Data excerpts:

________

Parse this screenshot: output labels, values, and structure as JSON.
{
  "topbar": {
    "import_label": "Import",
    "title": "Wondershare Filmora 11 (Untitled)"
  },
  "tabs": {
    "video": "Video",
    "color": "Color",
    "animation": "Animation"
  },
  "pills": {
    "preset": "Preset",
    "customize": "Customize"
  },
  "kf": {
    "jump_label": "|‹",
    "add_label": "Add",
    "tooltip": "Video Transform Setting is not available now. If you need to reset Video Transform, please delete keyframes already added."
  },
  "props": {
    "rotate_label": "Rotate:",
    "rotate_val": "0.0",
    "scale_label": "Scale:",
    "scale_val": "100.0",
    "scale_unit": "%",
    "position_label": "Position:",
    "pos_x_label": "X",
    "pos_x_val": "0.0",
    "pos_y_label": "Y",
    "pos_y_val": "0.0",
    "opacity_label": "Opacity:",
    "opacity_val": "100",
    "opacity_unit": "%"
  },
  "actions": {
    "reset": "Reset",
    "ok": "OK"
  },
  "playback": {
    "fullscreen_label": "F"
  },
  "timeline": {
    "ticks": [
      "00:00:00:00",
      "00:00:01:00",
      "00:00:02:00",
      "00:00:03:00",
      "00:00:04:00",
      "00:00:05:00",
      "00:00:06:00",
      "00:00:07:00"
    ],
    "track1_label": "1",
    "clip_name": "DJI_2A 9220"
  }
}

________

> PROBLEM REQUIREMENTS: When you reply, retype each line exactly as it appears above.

> RESULT BELOW:
Parse this screenshot: output labels, values, and structure as JSON.
{
  "topbar": {
    "import_label": "Import",
    "title": "Wondershare Filmora 11 (Untitled)"
  },
  "tabs": {
    "video": "Video",
    "color": "Color",
    "animation": "Animation"
  },
  "pills": {
    "preset": "Preset",
    "customize": "Customize"
  },
  "kf": {
    "jump_label": "|‹",
    "add_label": "Add",
    "tooltip": "Video Transform Setting is not available now. If you need to reset Video Transform, please delete keyframes already added."
  },
  "props": {
    "rotate_label": "Rotate:",
    "rotate_val": "0.0",
    "scale_label": "Scale:",
    "scale_val": "100.0",
    "scale_unit": "%",
    "position_label": "Position:",
    "pos_x_label": "X",
    "pos_x_val": "0.0",
    "pos_y_label": "Y",
    "pos_y_val": "0.0",
    "opacity_label": "Opacity:",
    "opacity_val": "100",
    "opacity_unit": "%"
  },
  "actions": {
    "reset": "Reset",
    "ok": "OK"
  },
  "playback": {
    "fullscreen_label": "F"
  },
  "timeline": {
    "ticks": [
      "00:00:00:00",
      "00:00:01:00",
      "00:00:02:00",
      "00:00:03:00",
      "00:00:04:00",
      "00:00:05:00",
      "00:00:06:00",
      "00:00:07:00"
    ],
    "track1_label": "1",
    "clip_name": "DJI_2A 9220"
  }
}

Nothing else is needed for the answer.